Class action certification is a popular consumer litigation tool in the U.S. Individual plaintiffs, who may not have a cause of action on their own that would justify the cost of litigation, are aggregated and their issue litigated by a representative case. The potential judgment is increased to accommodate the entire group. In this way, the court achieves a certain amount of consistency and efficiency in deciding one case instead of having a multitude of cases winding their way through the system in various jurisdictions.
The mortgage industry had not been the focus of major class action suits prior to the U.S. housing downturn of the late 2000s. When the lax mortgage standards and unscrupulous loan practices that drove the housing boom morphed into widespread consumer default, borrowers contemplated using the Truth in Lending Act to cancel mortgages with deceptive adjustable rates and material mistakes in loan documents. The ability of individual borrowers to exercise their rights under the law was sporadic, and savvy lawyers tested the mortgage class action as a way to achieve wholesale redress.

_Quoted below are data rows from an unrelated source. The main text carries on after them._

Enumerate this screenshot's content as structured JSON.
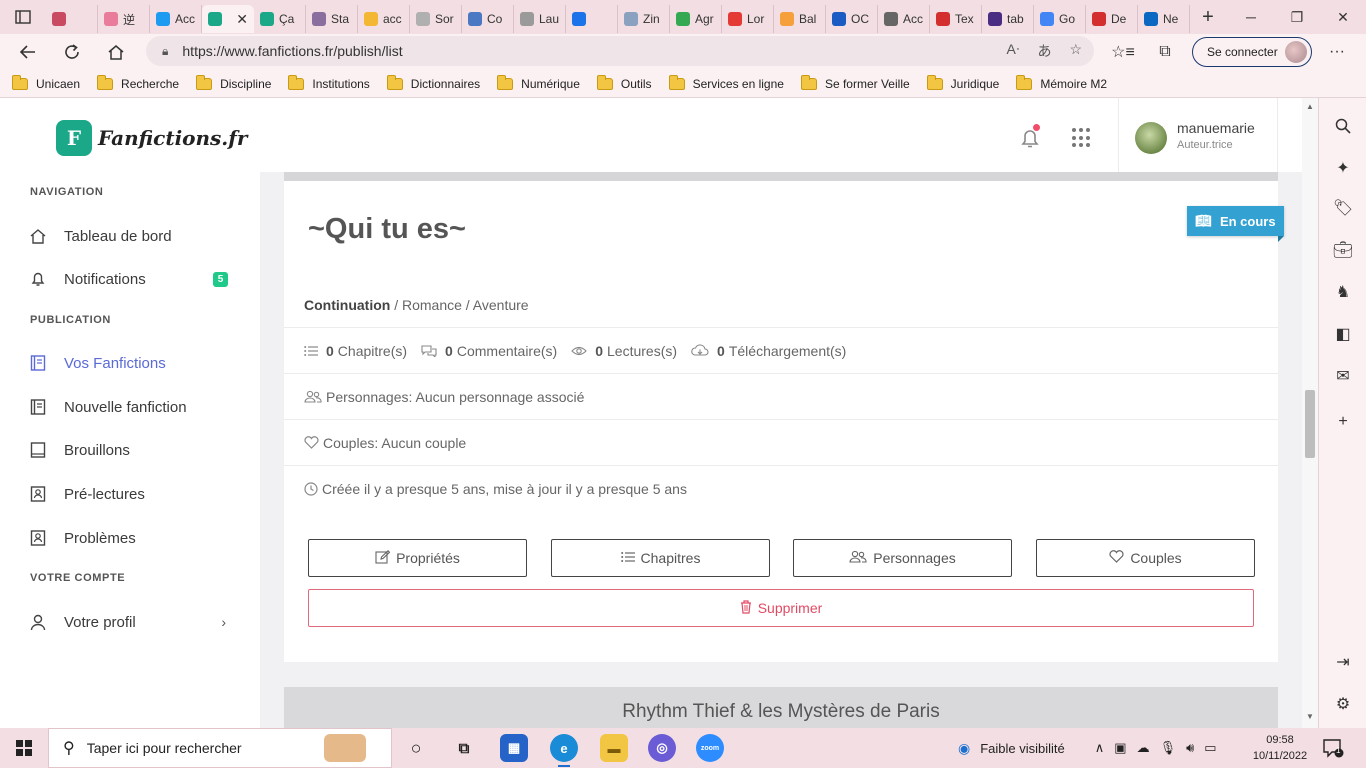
{
  "browser": {
    "tabs": [
      {
        "label": "",
        "color": "#c94b62"
      },
      {
        "label": "逆",
        "color": "#e87c9a"
      },
      {
        "label": "Acc",
        "color": "#1d9bf0"
      },
      {
        "label": "",
        "color": "#1aa889",
        "active": true
      },
      {
        "label": "Ça",
        "color": "#1aa889"
      },
      {
        "label": "Sta",
        "color": "#8a6e9e"
      },
      {
        "label": "acc",
        "color": "#f4b733"
      },
      {
        "label": "Sor",
        "color": "#b0b0b0"
      },
      {
        "label": "Co",
        "color": "#4a78c2"
      },
      {
        "label": "Lau",
        "color": "#9a9a9a"
      },
      {
        "label": "",
        "color": "#1a73e8"
      },
      {
        "label": "Zin",
        "color": "#8aa1c0"
      },
      {
        "label": "Agr",
        "color": "#34a853"
      },
      {
        "label": "Lor",
        "color": "#e53935"
      },
      {
        "label": "Bal",
        "color": "#f6a03c"
      },
      {
        "label": "OC",
        "color": "#1a5bc4"
      },
      {
        "label": "Acc",
        "color": "#666666"
      },
      {
        "label": "Tex",
        "color": "#d32f2f"
      },
      {
        "label": "tab",
        "color": "#4a2c82"
      },
      {
        "label": "Go",
        "color": "#4285f4"
      },
      {
        "label": "De",
        "color": "#d32f2f"
      },
      {
        "label": "Ne",
        "color": "#0a67c2"
      }
    ],
    "url": "https://www.fanfictions.fr/publish/list",
    "signin_label": "Se connecter",
    "bookmarks": [
      "Unicaen",
      "Recherche",
      "Discipline",
      "Institutions",
      "Dictionnaires",
      "Numérique",
      "Outils",
      "Services en ligne",
      "Se former Veille",
      "Juridique",
      "Mémoire M2"
    ]
  },
  "site": {
    "logo_text": "Fanfictions.fr",
    "logo_mark": "F",
    "nav": {
      "section_navigation": "NAVIGATION",
      "dashboard": "Tableau de bord",
      "notifications": "Notifications",
      "notifications_count": "5",
      "section_publication": "PUBLICATION",
      "my_fanfics": "Vos Fanfictions",
      "new_fanfic": "Nouvelle fanfiction",
      "drafts": "Brouillons",
      "prereads": "Pré-lectures",
      "problems": "Problèmes",
      "section_account": "VOTRE COMPTE",
      "profile": "Votre profil"
    },
    "user": {
      "name": "manuemarie",
      "role": "Auteur.trice"
    }
  },
  "fanfic": {
    "status": "En cours",
    "title": "~Qui tu es~",
    "category": "Continuation",
    "genres": " / Romance / Aventure",
    "stats": {
      "chapters_count": "0",
      "chapters_label": "Chapitre(s)",
      "comments_count": "0",
      "comments_label": "Commentaire(s)",
      "reads_count": "0",
      "reads_label": "Lectures(s)",
      "downloads_count": "0",
      "downloads_label": "Téléchargement(s)"
    },
    "characters": "Personnages: Aucun personnage associé",
    "couples": "Couples: Aucun couple",
    "dates": "Créée il y a presque 5 ans, mise à jour il y a presque 5 ans",
    "buttons": {
      "properties": "Propriétés",
      "chapters": "Chapitres",
      "characters": "Personnages",
      "couples": "Couples",
      "delete": "Supprimer"
    }
  },
  "next_fanfic": {
    "title": "Rhythm Thief & les Mystères de Paris"
  },
  "taskbar": {
    "search_placeholder": "Taper ici pour rechercher",
    "weather": "Faible visibilité",
    "time": "09:58",
    "date": "10/11/2022",
    "notif_count": "1"
  },
  "colors": {
    "accent": "#5a6ad6",
    "brand": "#1aa889",
    "status": "#33a1d1",
    "danger": "#e04b64",
    "badge": "#1ec98a"
  }
}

Banks and mortgage firms have aggressively fought against the notion that a mortgage class action is a suitable vehicle for individual redress under the Truth in Lending Act. Some courts have agreed. The remedy in this type of class action would call for loan cancellation and the return of all interest, costs, and fees associated with the loan. A single court case that would purport to establish this type of liability across a diverse class would make it much easier for consumers to obtain a loan cancellation, but would be a monumental blow to the mortgage industry.
Some U.S. courts at the state and federal level have allowed class certification of a mortgage class action, while other courts at the federal and appellate levels have not or have overturned previous decisions. The linchpin is whether the court believes that a class representative can adequately encompass the multitude of possible individual circumstances that might surround a loan award and subsequent default. No case of this sort in the U.S. has yet found its way to judgment. The viability of the mortgage class action is an issue that might be taken up by the U.S. Supreme Court for a final decision.